Tips about how to keep children safe wherever they may be, including in the car, at the beach or pool, during hot weather and holidays, and at play..
Building water confidence
Each year too many children around the state die from drowning. Children should never be left unsupervised while playing in and around water, even if they know how to swim. This is especially true for children under the age of 5.
"Water awareness" is a term that covers a range of strategies that will help ensure your child stays safe. This includes water familiarisation, checking for and removing water hazards, setting rules around water and discussing water safety with your child. A water hazard could include a fish pond, kiddies pool or even a bucket left full of water.
Many public swimming pools and aquatic centres offer water familiarisation classes and water survival techniques. It's a good idea for all children to learn these techniques.
At home you can use bath time to develop water awareness by letting your baby or child feel, experience and play with water.
Swimming pools provide hours of fun for the whole family so long as a few simple safety rules are followed:
- children should never be left unsupervised and children under 5 should always have an adult swimming within arm’s reach of them
- nominate a designated ‘child supervisor’ during parties or large gatherings to make sure children are supervised at all times
- have some rules about locking gates, waiting for a grown up, no running or diving and no rough play
- make sure the pool fencing and gate meet safety standards. This includes having a self closing gate
- learn CPR or update CPR skills annually and make sure young children learn to swim. Water confidence prevents drownings
- always make sure the pool gate is firmly shut.

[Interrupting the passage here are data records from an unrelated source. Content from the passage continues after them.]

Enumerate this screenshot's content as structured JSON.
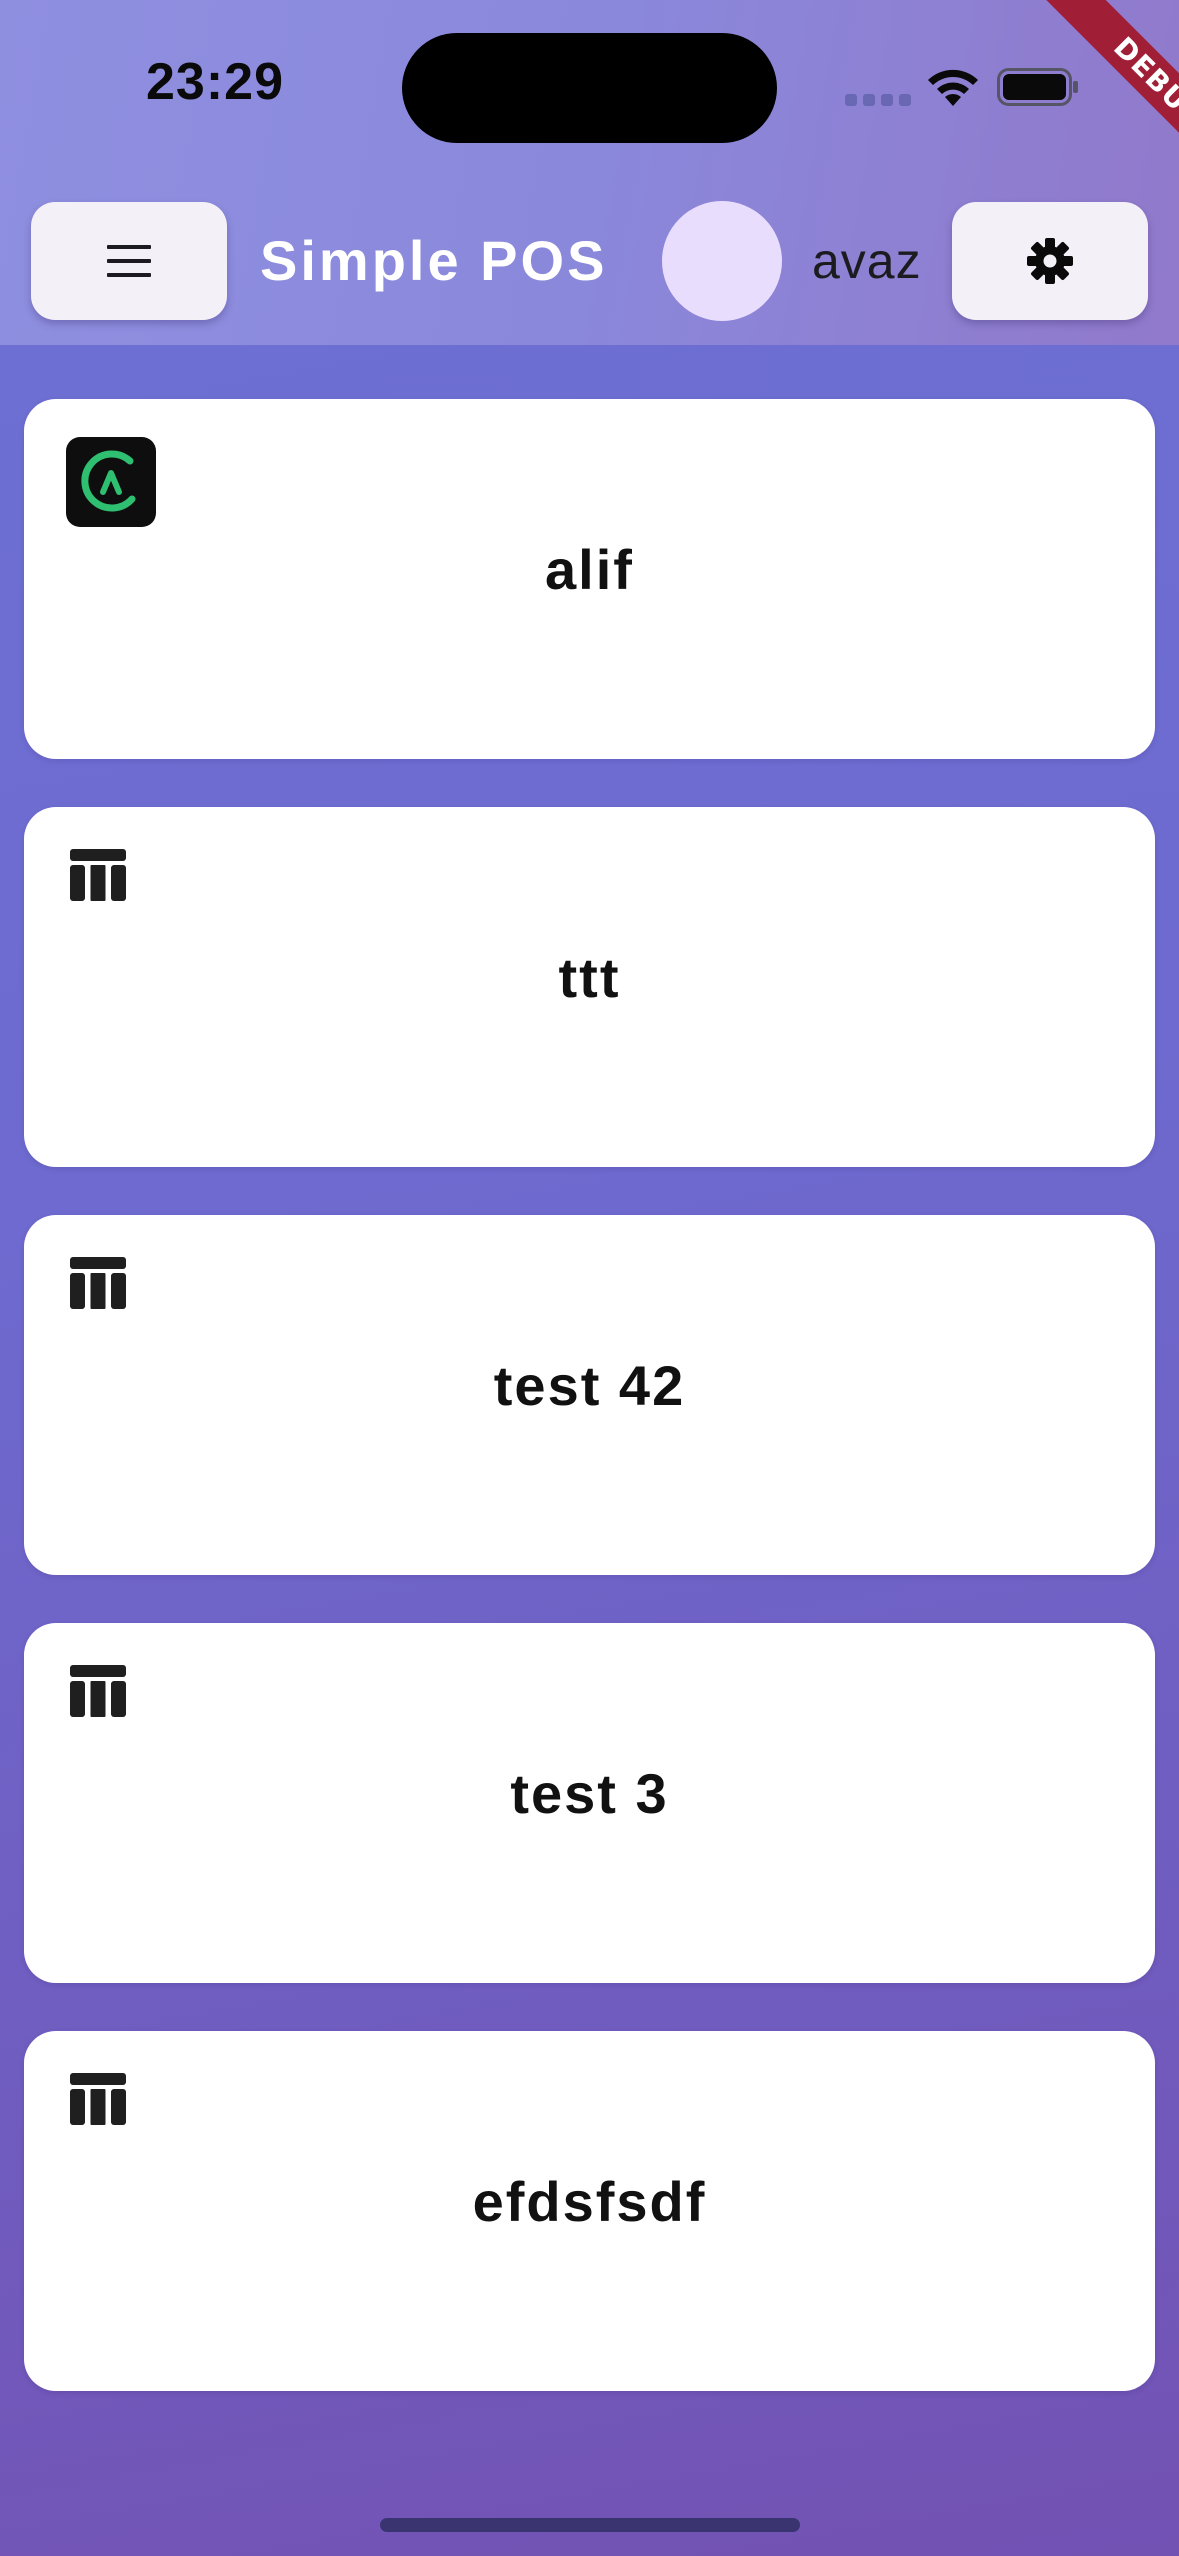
{
  "status_bar": {
    "time": "23:29"
  },
  "debug_banner": "DEBUG",
  "app_bar": {
    "title": "Simple POS",
    "user_name": "avaz",
    "menu_icon": "menu-icon",
    "settings_icon": "gear-icon"
  },
  "cards": [
    {
      "label": "alif",
      "icon": "alif-logo-icon"
    },
    {
      "label": "ttt",
      "icon": "table-icon"
    },
    {
      "label": "test 42",
      "icon": "table-icon"
    },
    {
      "label": "test 3",
      "icon": "table-icon"
    },
    {
      "label": "efdsfsdf",
      "icon": "table-icon"
    }
  ],
  "colors": {
    "background": "#6e6acf",
    "header": "#8d8ade",
    "card": "#ffffff",
    "button": "#f4f0f8",
    "avatar": "#e9ddfd",
    "debug": "#a01e36",
    "logo_accent": "#2fbf71"
  }
}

The Swimming Pools Act 1992 requires swimming pools to be surrounded on all sides by a fence and also to have a child-resistant gate, which should be kept closed at all times. The Act defines a swimming pool as any excavation, structure or vessel that is capable of being filled with water to a depth greater than 30 centimetres. This includes spa baths and portable/inflatable pools.
Pool owners are required by law to conduct a self-assessment of the safety of their pool and to register their pool with the NSW Swimming Pool Register. In addition, a pool compliance certificate must be obtained from the local council. This is valid for 3 years.
Water safety at home
Young children can drown in very small amounts of water so don’t leave water in eskies, buckets, baths or toddler pools.
Know where your child is and keep doors and gates locked if there are water tanks, drains, fish ponds or fountains where you live.
Never leave children under 5 years of age or children of any age that have a disability alone in the bath or in the supervision of older children.
Stay safe at the beach
If you live near the beach, or are visiting the beach on holidays, make sure you follow these safety tips from Surf Life Saving Australia:
- Find the flags and swim between them – they mark the safest place to swim at the beach
- Look at the safety signs – they help you identify potential dangers and daily conditions at the beach
- Ask a lifesaver for advice – surf conditions can change quickly, so always check before you or your children enter the water
- Get a friend to swim with you – you should never swim alone and you should always supervise your children whenever they are in or near the water
- Stick your hand up for help – if you get into trouble in the water, stay calm and raise your arm to signal for assistance. Don’t try to swim against a current or rip, but float with it.
Did you know 5 to 6 children drown each year in farm dams and other bodies of water? Most of these children are aged below 5, and one third are visitors to the farm.
Having a securely fenced house yard or a designated safe play area with child resistant gates and latches is the best way to prevent farm tragedies. This will help stop unsupervised access to farm hazards, such as dams and other dangers.
If children are going to swim in dams, creeks, rivers or lakes, make sure an adult is always supervising them, just like with a pool.
It's important to familiarise yourself with any of these waterways because, unlike the pool, conditions are very changeable.
The murkiness of natural waterways also means that once submerged, a child can be out of sight immediately. Always supervise children from within an ‘arms length’ of where they are swimming or playing in the water.